• YOUR TASK:
Work out how many lines of the data below hold the string "triangle". Answer with that number alone.

(Web page and app entries)
■ ■ ■ ■ ■

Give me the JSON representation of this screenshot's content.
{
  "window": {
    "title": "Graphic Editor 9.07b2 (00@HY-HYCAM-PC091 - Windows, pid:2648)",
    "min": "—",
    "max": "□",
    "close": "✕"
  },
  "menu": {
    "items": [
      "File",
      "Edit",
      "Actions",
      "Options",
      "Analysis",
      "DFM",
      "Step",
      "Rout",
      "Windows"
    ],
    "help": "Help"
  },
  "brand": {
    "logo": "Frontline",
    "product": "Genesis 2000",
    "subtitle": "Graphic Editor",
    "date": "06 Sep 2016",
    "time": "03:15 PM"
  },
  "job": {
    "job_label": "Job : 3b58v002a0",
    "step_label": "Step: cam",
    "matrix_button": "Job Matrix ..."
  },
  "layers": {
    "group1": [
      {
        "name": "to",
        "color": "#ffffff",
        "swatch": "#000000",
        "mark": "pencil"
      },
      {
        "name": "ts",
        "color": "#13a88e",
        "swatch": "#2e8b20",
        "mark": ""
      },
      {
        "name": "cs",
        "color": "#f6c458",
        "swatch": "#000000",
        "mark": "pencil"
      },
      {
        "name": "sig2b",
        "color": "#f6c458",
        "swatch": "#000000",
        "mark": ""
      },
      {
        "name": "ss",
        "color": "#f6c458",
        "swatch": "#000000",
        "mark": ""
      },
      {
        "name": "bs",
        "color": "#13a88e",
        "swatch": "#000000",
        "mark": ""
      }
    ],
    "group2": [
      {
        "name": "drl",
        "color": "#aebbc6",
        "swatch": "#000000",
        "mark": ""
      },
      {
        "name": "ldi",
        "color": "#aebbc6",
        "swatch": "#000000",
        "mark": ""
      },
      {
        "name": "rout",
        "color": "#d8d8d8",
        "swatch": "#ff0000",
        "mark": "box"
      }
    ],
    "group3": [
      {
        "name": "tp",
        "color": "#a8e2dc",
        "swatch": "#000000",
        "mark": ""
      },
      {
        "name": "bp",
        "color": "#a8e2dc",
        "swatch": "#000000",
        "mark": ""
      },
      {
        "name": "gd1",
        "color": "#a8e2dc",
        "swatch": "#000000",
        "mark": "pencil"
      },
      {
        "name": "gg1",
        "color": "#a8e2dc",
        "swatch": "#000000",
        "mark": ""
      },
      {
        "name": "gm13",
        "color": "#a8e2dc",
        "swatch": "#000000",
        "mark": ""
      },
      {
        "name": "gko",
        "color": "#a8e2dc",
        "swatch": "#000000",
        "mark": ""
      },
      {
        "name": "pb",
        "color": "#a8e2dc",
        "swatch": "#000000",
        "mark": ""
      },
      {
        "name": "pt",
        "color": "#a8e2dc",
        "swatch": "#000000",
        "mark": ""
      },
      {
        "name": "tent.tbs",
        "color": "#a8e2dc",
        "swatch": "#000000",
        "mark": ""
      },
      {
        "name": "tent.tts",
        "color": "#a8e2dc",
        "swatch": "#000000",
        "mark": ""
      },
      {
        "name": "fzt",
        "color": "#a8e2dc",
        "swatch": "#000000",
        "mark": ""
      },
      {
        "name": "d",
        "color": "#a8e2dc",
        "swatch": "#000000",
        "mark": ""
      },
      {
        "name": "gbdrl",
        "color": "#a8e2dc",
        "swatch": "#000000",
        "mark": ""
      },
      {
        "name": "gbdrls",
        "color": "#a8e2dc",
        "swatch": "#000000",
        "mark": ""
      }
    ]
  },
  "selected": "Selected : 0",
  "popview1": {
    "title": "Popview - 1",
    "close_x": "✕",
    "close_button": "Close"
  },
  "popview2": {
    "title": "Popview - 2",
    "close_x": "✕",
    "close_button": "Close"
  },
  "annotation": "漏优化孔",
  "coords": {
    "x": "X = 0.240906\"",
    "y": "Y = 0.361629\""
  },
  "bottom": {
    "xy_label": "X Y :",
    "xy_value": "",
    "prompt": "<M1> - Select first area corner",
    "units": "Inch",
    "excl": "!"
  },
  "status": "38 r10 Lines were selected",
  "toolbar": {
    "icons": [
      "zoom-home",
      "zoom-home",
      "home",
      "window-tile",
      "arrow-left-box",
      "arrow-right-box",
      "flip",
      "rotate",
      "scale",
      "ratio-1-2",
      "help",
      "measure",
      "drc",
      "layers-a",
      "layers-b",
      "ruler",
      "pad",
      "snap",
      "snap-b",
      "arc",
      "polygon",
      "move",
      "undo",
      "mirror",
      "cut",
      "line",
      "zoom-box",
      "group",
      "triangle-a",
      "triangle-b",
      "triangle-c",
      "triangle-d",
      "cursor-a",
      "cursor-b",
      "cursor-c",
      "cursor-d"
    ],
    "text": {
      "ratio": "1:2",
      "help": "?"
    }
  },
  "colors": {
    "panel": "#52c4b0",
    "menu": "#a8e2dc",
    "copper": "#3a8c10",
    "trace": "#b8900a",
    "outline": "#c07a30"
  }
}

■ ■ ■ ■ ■

• RESULT BELOW:
4